HSBC is to cut up to 25,000 jobs around the world – including as many as 8,000 in the UK – as its chief executive, Stuart Gulliver, embarks on a fresh strategy to reduce costs and bolster returns to shareholders, reports The Guardian.
Gulliver has already cut the workforce to 257,000 from 296,000 since he took the helm in 2011. The number of employees is now on course to hit 208,000 as he signalled another wave of reductions to turn the bank’s focus towards Asian markets and adopt digital technology.
Hundreds of branches will be closed in seven major markets including the UK, where the bank employs 48,000 in total.
Unions in Britain reacted angrily. “After all the scandals of recent years, frontline staff have suffered time and time again as they are forced to pay with the mistakes of others with their jobs, their terms and conditions and their reputation,” said Dominic Hook, Unite’s national officer for finance.
In a detailed presentation to shareholders Gulliver also set out the criteria the bank will use to decide whether to keep its headquarters in the UK, where it has been based since 1992 when it moved from Hong Kong to facilitate the takeover of Midland bank. A decision will be made by the end of the year.
The job cuts are not part of that review, which will kickstart a debate about the government’s tax policy and attitude to financial services companies – two of the 11 factors HSBC will use to determine whether to stay based in London. The UK bank levy, which costs HSBC £700m a year, will be part of HSBC’S decision and has sparked speculation that George Osborne could launch a review of the measure in his Mansion House speech on Wednesday.
Regulatory changes already under way in the UK mean that HSBC is also setting up new operations in Birmingham to be the local head office of its “ringfenced bank”. All banks must comply with rules coming into force into 2019 to have a ringfence separating their high street and investment banking business, a measure that is intended to make banks safer for customers.

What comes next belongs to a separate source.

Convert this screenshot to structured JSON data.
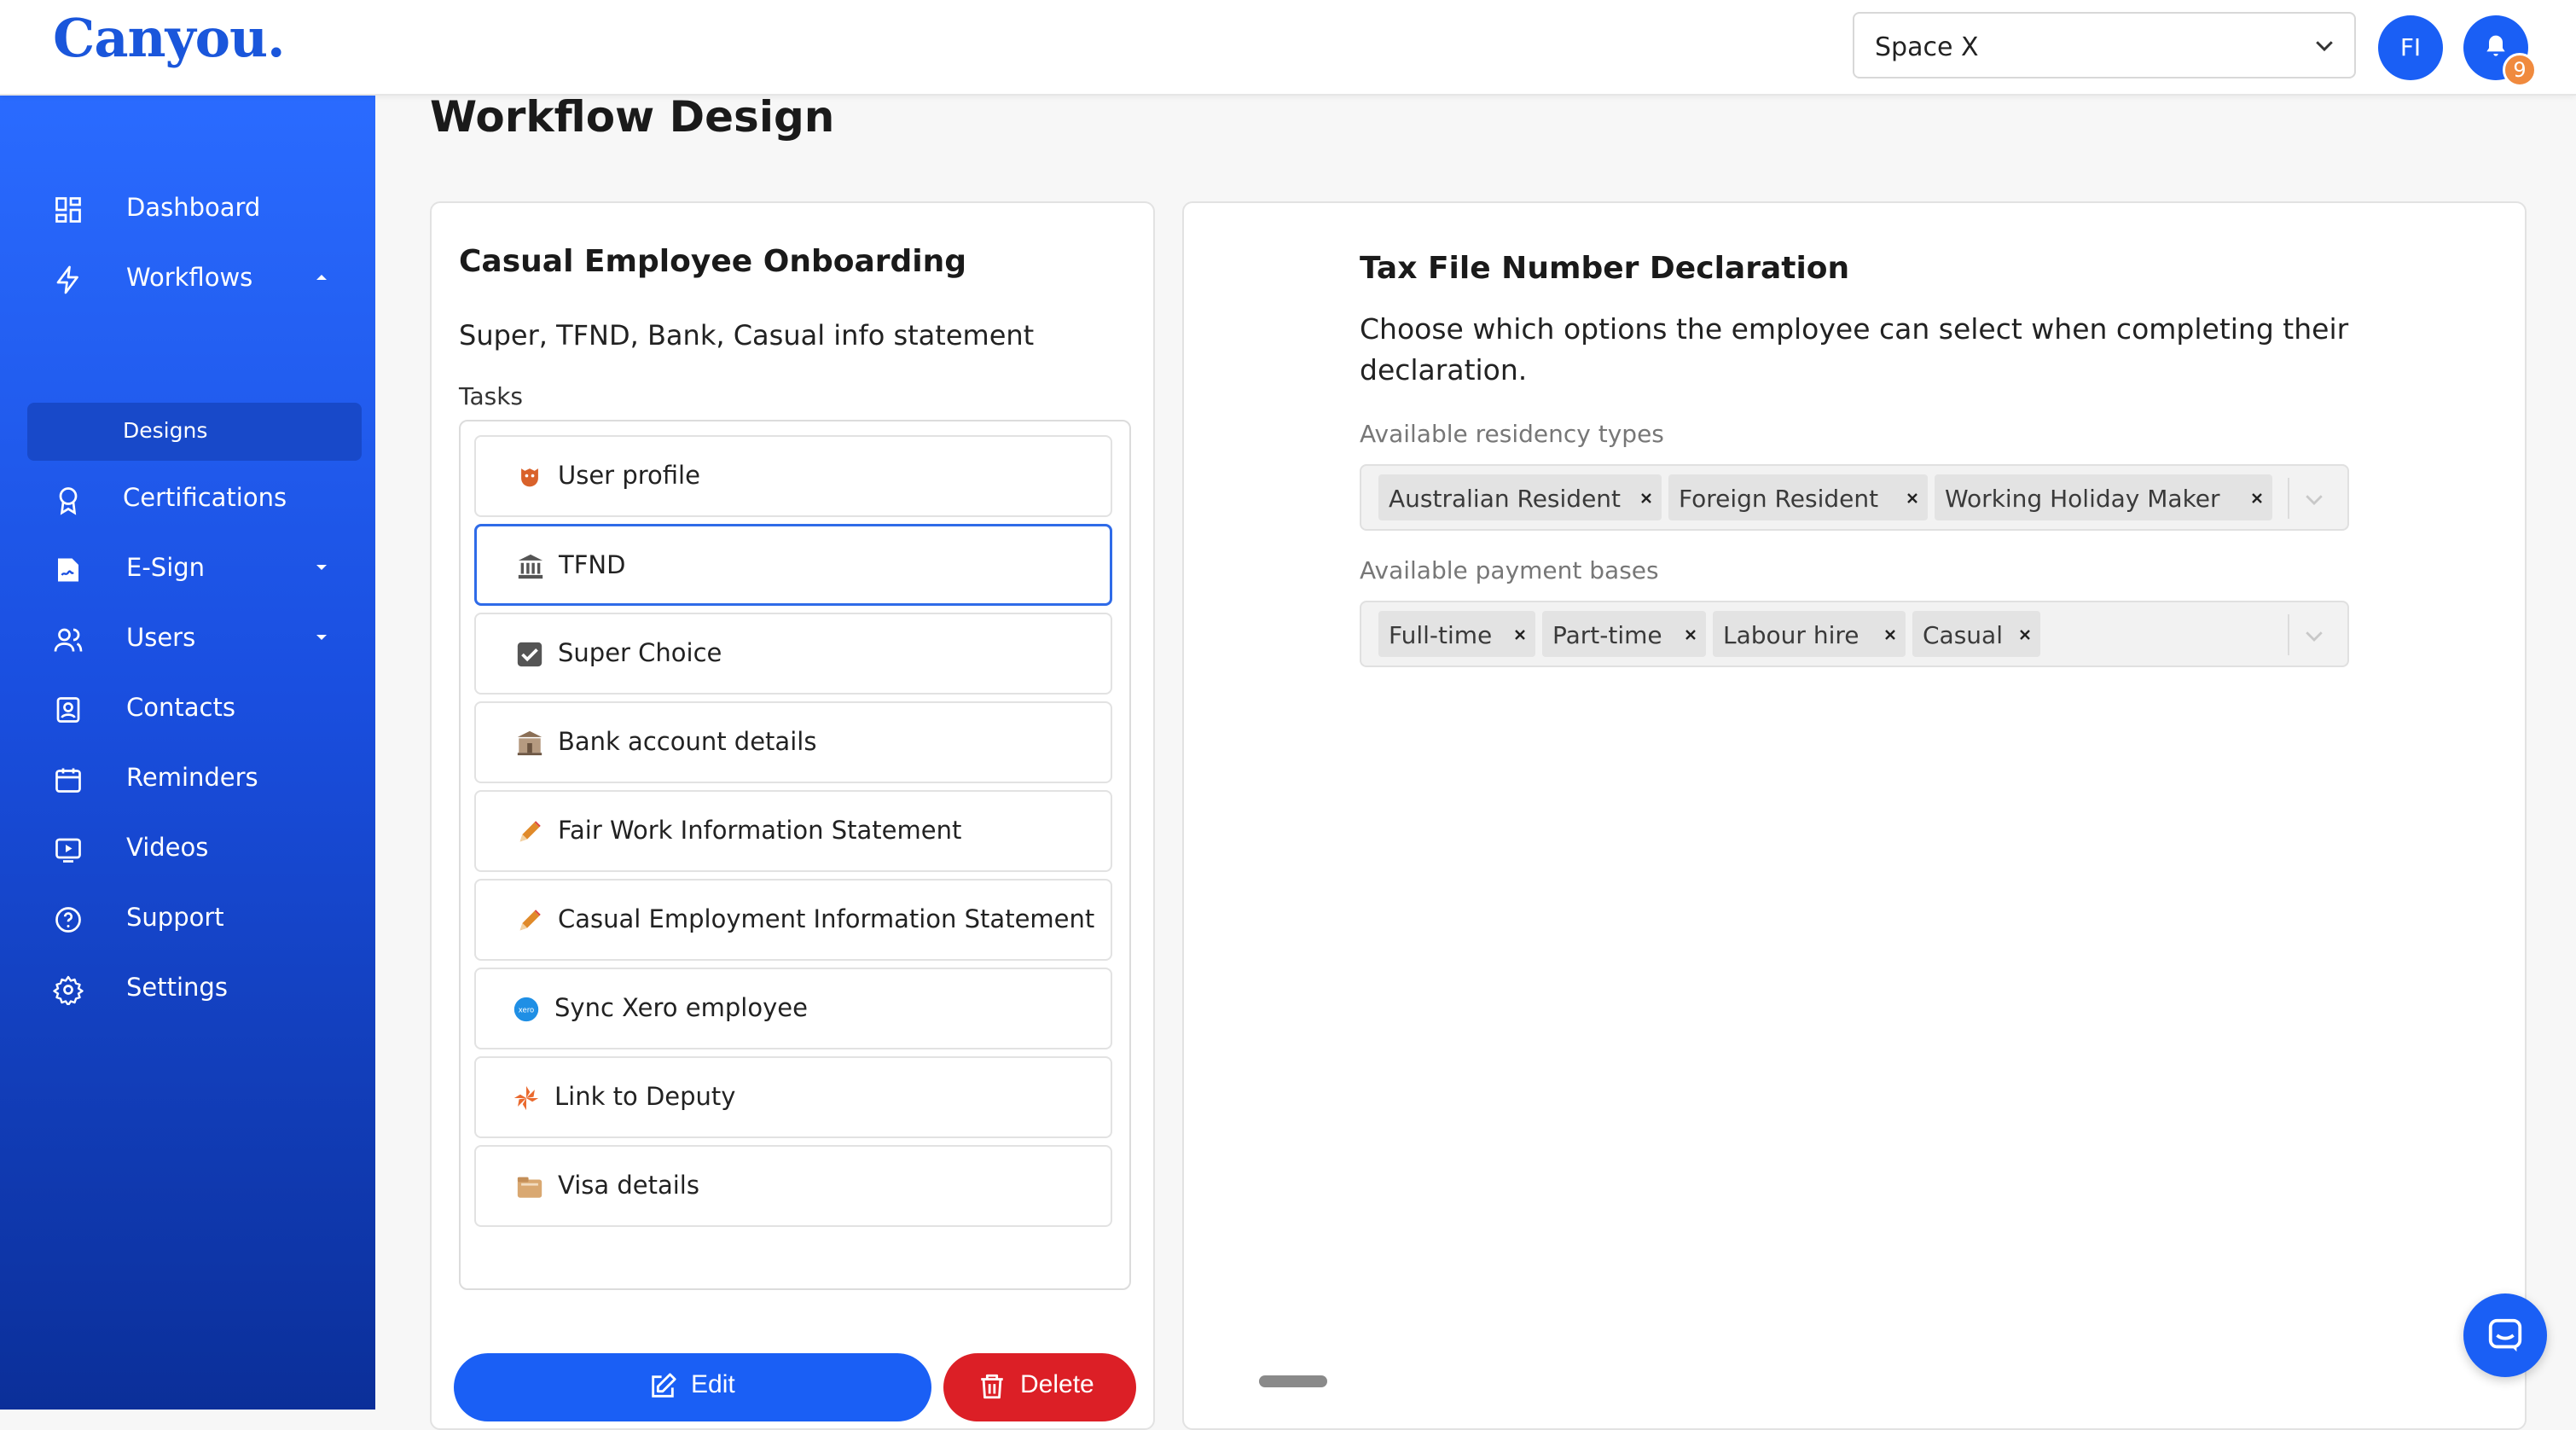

Gulliver revealed that this Birmingham-based bank will employ 26,000 and use a different name to HSBC. Some 15 years ago HSBC replaced Midland’s griffin logo with its red and white hexagon brand. He repeated that it was too early to say if this business would eventually be sold off.
The strategy review – entitled “Actions to capture value from our global presence in a changed world” – involves what Gulliver is describing as a significant reshaping of the business. Operations in Turkey and Brazil will be sold although a small presence will be maintained in Brazil, which will 25,000 off the workforce total. The Mexican and US businesses. which Gulliver had previously described as underperforming, will be retained.
While he is overhauling the bank, he is not changing its structure as a global universal bank – one with a high street presence, major investment bank and commercial banking operations – and dismissing suggestions for a break-up of the business.
“HSBC has an unrivalled global position: access to high-growth markets; a diversified universal banking model with strong funding and a low risk profile; and strong internal capital generation with industry-leading dividends,” Gulliver said.
But, he said: “We recognise the world has changed and we need to change with it”.
The investment banking arm will also shrink to use less of its global balance sheet, from almost 40% to closer to 33%, in a move intended to not only bolster performance but “reduce the risk of further fines and conduct redress penalties”.
The bank said it had incurred $11.2bn of regulatory charges in the last four years, some $5.7bn of which are related to the mis-selling of payment protection insurance. The number of staff working in compliance has risen from 3,200 to 7,200.
As soon as he took the helm in 2011 after a lengthy career with HSBC, Gulliver pulled back from the bank’s strategy to be the “world’s local bank” and instead retrenched from a presence in 87 countries or territories to 73.
He also introduced motto of “courageous integrity” – the purpose of which became clearer after the bank was slapped with a £1.2bn fine the following year by authorities in the US for laundering money for Mexican drug barons. Since then it has been embroiled in the foreign exchange rigging debacle and more recently a tax avoidance scandal after the leak of account details of customers of its Swiss banking arm to the Guardian and other publications.
During a four-hour presentation, Gulliver may face questions from analysts about his plans to clean up HSBC’s operations and the scandal engulfing the world governing body of football, Fifa.
He also set out how the bank is shifting its focus to the faster-growing economies of Asia but also his view that HSBC should remain a global bank with an investment bank and retail and commercial banking operations.
“Being a global bank still delivers incredible value,” said Gulliver.
“The world is becoming increasingly connected, with Asia expected to show high growth and become the centre of global trade over the next decade,” he said.
Gulliver set out a 10-point plan for the coming years as he reshapes the business. While investment is being pulled back from developed economies, he is accelerating growth plans in the Pearl River Delta and other parts of Asia.
“We believe the world’s economy will move to the east,” said Gulliver, speaking from London.